Keep only the lines of the data below that contain "Anna", and copy them.
[Supplied records Boundary: Start]
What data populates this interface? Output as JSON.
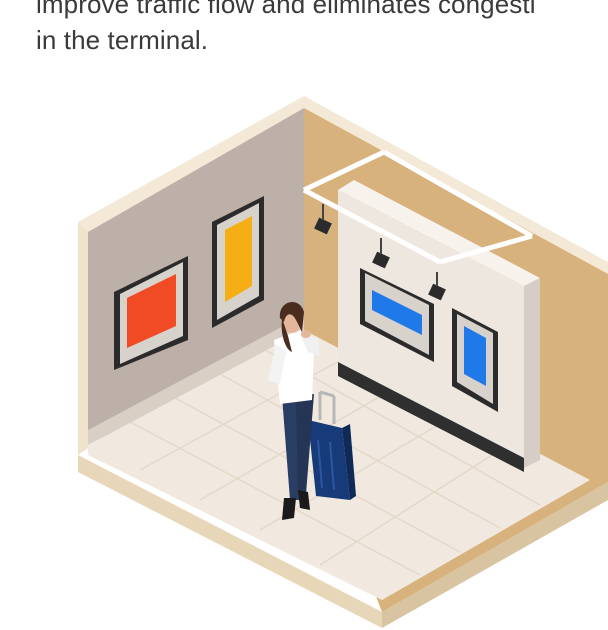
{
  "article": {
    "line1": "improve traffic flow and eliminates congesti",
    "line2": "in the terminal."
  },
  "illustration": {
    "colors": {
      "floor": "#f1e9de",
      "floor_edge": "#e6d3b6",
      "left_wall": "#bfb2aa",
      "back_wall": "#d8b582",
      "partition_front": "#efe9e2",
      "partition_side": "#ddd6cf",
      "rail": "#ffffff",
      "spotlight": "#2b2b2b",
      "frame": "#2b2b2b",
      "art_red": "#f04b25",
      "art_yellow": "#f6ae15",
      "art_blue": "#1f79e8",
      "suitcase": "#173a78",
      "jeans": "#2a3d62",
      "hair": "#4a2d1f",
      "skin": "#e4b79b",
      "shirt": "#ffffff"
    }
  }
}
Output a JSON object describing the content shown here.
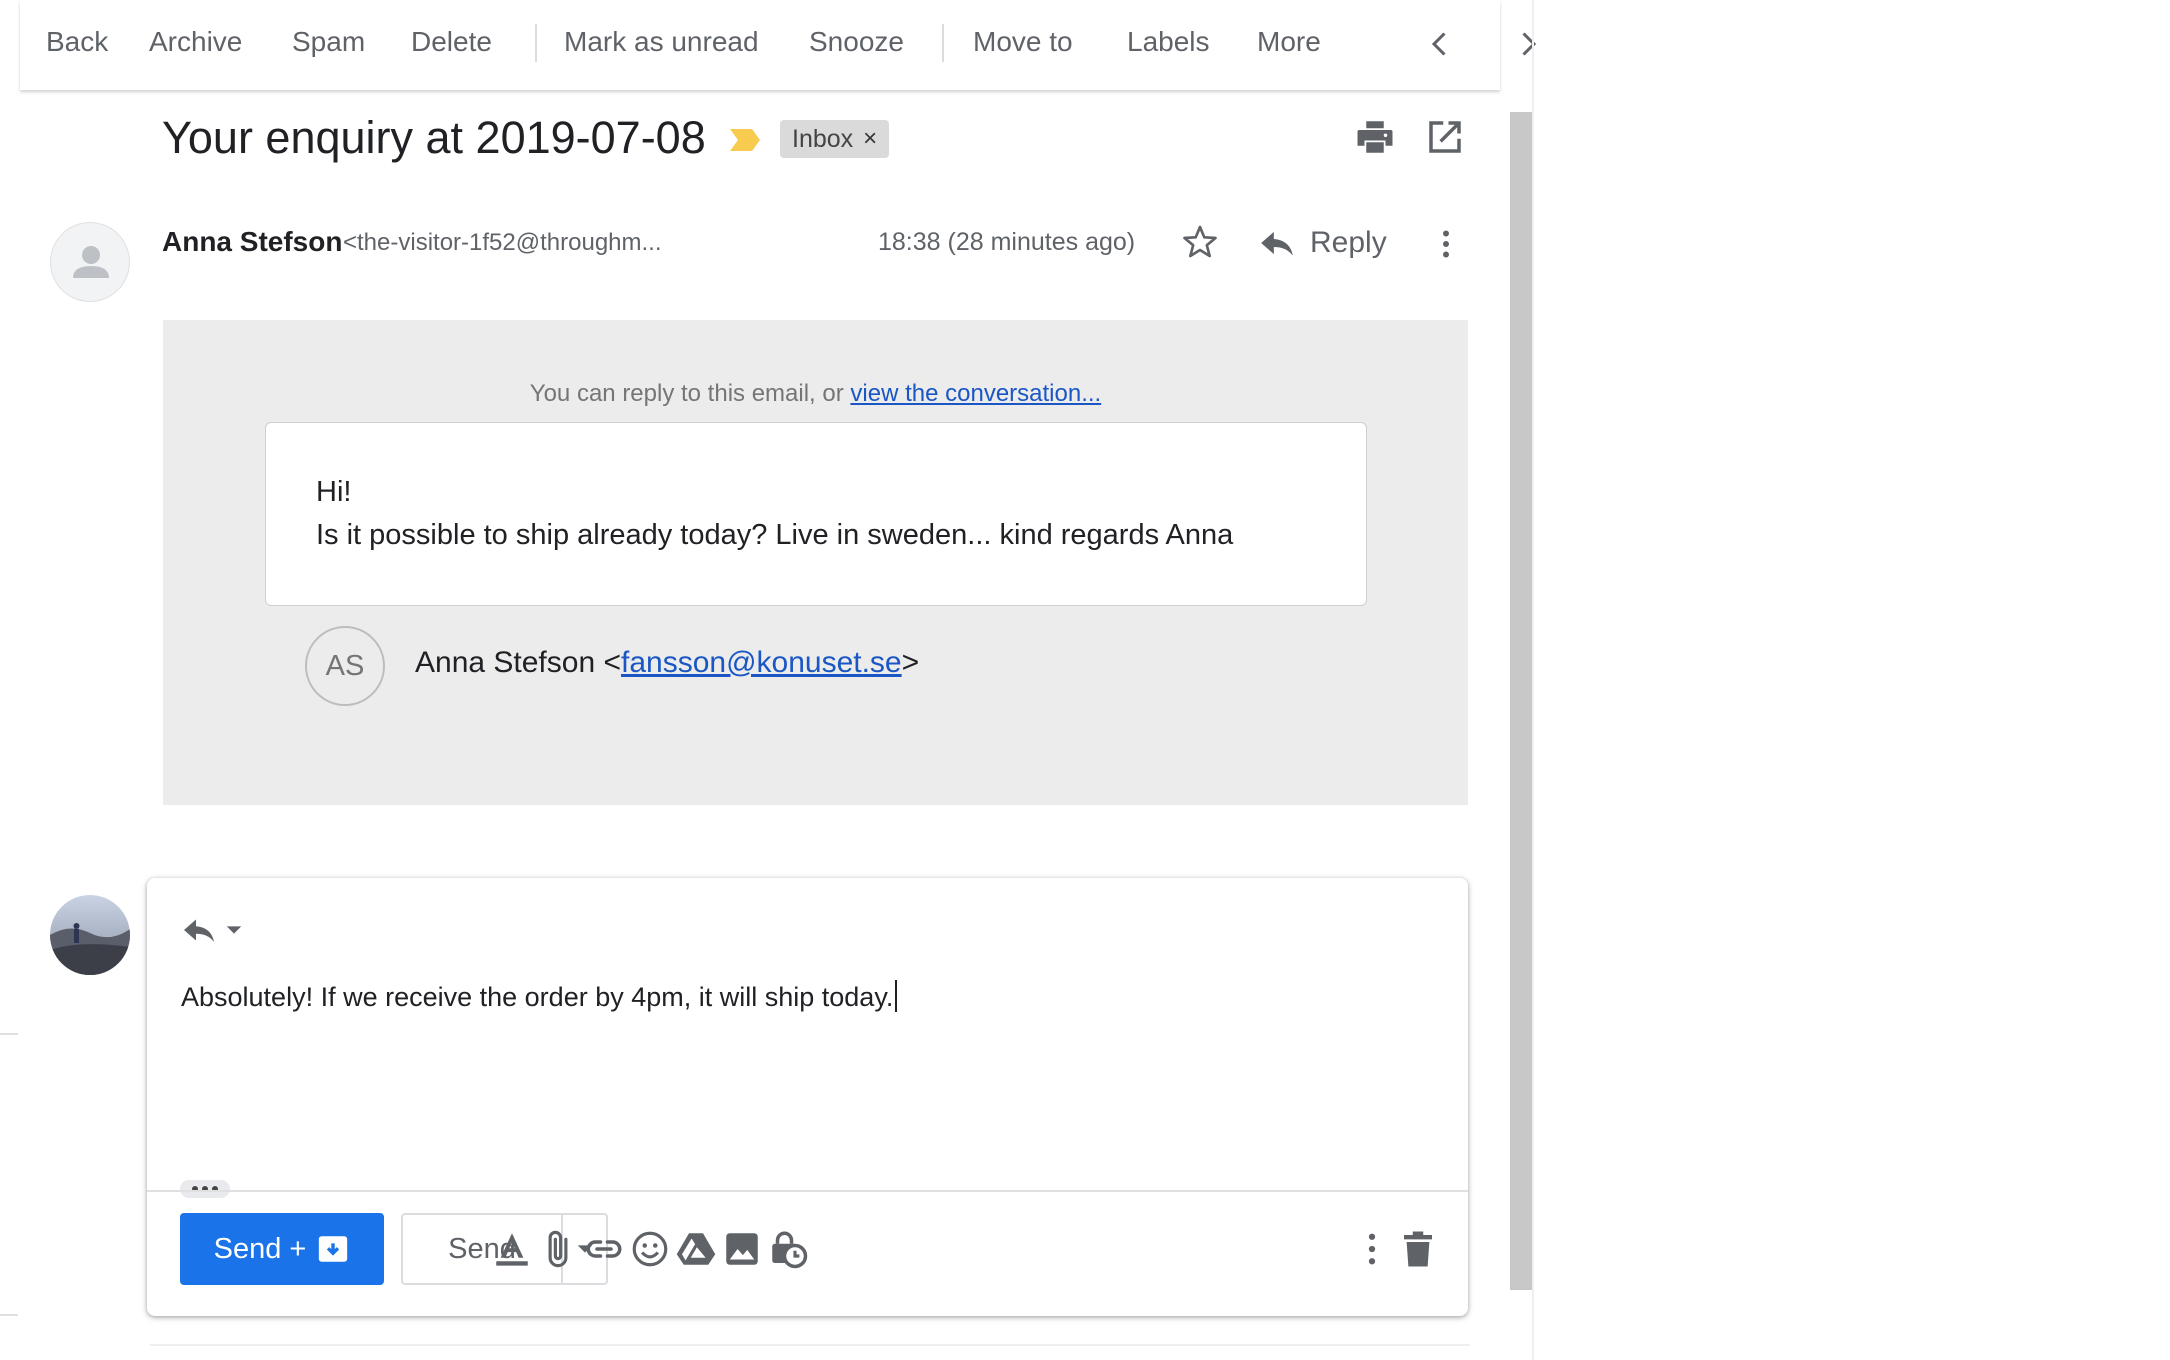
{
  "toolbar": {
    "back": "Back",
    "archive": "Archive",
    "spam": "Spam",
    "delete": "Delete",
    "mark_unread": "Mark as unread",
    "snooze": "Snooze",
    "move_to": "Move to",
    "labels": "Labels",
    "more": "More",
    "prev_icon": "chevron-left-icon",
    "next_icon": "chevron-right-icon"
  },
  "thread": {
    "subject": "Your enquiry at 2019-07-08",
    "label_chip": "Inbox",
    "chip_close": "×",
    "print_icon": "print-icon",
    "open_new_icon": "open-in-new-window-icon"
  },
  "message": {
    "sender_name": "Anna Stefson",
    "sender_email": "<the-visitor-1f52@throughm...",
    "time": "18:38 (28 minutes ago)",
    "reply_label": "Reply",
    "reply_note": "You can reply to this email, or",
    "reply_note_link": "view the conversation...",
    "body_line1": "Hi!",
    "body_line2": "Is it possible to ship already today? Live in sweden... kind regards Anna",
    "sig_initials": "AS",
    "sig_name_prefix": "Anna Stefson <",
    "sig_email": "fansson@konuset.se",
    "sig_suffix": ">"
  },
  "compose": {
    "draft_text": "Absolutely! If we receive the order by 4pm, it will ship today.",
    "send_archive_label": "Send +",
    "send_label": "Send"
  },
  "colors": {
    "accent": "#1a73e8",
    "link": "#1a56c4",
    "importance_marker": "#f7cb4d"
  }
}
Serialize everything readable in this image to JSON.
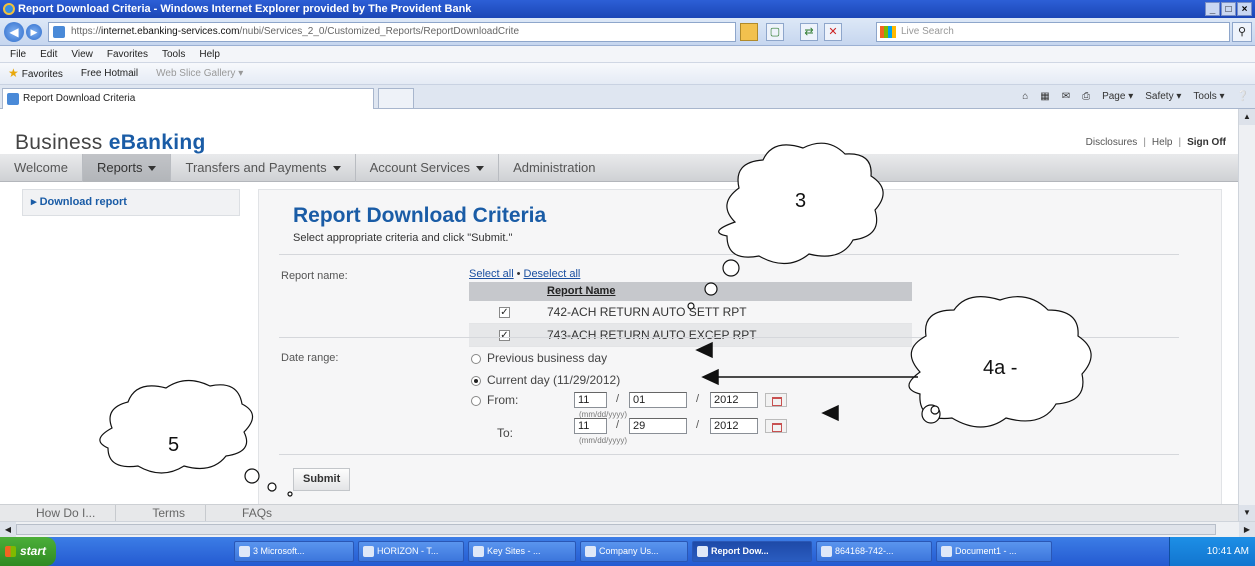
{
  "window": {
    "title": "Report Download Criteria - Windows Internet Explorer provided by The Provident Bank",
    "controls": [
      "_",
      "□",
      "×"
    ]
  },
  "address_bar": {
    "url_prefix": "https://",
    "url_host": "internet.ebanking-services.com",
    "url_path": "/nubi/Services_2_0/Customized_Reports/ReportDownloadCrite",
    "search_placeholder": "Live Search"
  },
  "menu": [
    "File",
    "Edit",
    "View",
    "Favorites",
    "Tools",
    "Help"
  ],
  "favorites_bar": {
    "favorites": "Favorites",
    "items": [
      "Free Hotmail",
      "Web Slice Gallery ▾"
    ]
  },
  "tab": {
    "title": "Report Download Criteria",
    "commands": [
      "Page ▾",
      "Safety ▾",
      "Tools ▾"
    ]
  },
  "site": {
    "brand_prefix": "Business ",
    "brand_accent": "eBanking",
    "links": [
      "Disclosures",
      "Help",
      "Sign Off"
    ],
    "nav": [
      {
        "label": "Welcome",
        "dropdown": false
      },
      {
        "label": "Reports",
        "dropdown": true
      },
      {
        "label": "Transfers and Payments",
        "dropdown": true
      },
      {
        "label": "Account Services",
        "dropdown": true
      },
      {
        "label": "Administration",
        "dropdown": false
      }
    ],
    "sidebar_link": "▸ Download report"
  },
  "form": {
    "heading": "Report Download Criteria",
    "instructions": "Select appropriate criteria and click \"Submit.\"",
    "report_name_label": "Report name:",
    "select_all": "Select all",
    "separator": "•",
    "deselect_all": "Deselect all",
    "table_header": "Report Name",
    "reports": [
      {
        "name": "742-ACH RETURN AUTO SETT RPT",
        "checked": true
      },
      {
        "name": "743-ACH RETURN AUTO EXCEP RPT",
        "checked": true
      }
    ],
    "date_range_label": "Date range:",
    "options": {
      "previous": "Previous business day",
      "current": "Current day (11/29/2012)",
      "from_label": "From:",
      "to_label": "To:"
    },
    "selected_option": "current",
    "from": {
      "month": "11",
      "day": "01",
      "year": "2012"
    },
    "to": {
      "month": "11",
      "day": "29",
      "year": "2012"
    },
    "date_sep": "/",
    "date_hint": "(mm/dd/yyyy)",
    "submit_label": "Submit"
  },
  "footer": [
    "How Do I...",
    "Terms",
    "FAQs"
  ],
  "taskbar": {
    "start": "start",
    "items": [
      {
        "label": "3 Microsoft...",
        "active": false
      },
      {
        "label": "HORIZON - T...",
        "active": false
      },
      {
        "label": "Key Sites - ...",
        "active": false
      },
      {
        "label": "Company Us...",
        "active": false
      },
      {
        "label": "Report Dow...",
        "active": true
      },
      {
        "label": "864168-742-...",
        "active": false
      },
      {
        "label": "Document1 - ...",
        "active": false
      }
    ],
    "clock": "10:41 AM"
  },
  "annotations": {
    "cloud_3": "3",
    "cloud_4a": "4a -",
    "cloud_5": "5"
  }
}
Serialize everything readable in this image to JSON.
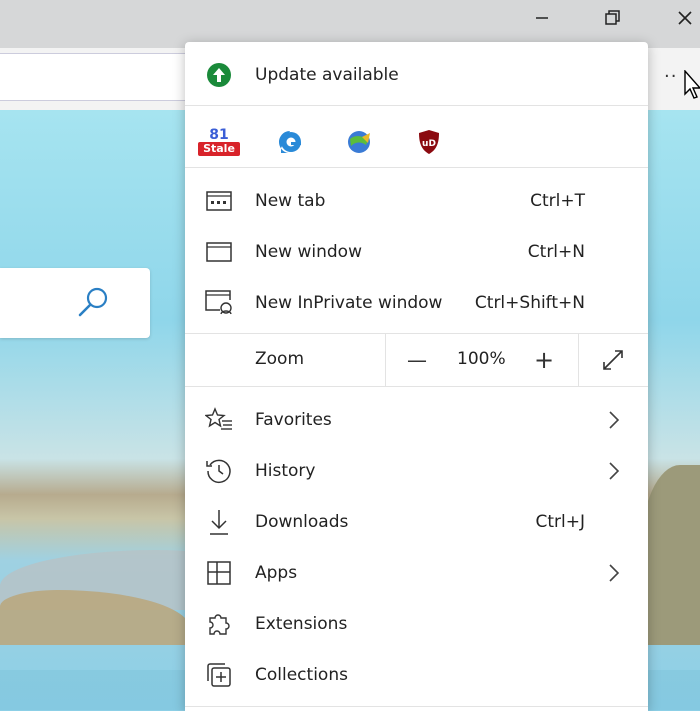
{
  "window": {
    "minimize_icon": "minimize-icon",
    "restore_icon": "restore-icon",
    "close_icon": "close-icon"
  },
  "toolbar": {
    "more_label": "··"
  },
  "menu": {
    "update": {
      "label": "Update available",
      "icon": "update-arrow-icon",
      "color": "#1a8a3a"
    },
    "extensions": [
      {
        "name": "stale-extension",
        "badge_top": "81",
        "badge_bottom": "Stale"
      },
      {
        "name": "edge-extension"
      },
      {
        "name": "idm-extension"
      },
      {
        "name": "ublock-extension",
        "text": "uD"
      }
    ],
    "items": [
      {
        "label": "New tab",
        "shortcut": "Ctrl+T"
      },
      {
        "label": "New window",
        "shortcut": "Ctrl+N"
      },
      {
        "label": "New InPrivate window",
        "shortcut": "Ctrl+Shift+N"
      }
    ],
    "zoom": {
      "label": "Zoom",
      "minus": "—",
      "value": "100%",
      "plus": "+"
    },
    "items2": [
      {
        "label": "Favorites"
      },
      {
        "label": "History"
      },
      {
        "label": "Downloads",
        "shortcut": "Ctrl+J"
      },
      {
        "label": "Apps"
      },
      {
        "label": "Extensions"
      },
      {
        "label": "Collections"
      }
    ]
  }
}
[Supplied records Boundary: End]
Task output:
    "sender_name": "Anna Stefson",
    "body_line2": "Is it possible to ship already today? Live in sweden... kind regards Anna",
    "sig_name_prefix": "Anna Stefson <",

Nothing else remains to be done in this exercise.